__Work task__.
Locate the word "created" in the data below, then copy every line that holds it.

Entries from a dataset of interfaces:
━━━━━━━━━━━━━━━━━━━━

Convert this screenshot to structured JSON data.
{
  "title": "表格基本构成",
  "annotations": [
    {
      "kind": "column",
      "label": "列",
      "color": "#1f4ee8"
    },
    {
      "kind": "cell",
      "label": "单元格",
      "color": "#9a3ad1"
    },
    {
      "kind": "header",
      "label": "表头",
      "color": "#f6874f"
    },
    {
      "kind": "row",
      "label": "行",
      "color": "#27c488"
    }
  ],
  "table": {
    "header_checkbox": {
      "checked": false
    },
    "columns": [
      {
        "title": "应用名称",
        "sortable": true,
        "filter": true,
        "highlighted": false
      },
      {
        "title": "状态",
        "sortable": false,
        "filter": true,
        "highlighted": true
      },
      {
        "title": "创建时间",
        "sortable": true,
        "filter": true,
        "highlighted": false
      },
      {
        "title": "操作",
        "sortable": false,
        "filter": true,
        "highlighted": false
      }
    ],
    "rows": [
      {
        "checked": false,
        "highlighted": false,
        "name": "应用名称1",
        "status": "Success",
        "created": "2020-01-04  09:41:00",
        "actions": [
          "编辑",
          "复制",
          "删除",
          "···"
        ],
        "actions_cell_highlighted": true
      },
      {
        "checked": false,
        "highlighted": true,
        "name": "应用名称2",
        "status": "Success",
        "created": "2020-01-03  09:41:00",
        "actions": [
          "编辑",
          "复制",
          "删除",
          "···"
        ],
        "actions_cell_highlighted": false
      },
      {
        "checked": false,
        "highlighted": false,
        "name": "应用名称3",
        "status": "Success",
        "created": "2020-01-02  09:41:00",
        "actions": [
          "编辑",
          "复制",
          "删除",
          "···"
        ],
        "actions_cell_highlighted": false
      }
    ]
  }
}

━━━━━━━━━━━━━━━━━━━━

__Task solution__.
        "created": "2020-01-04  09:41:00",
        "created": "2020-01-03  09:41:00",
        "created": "2020-01-02  09:41:00",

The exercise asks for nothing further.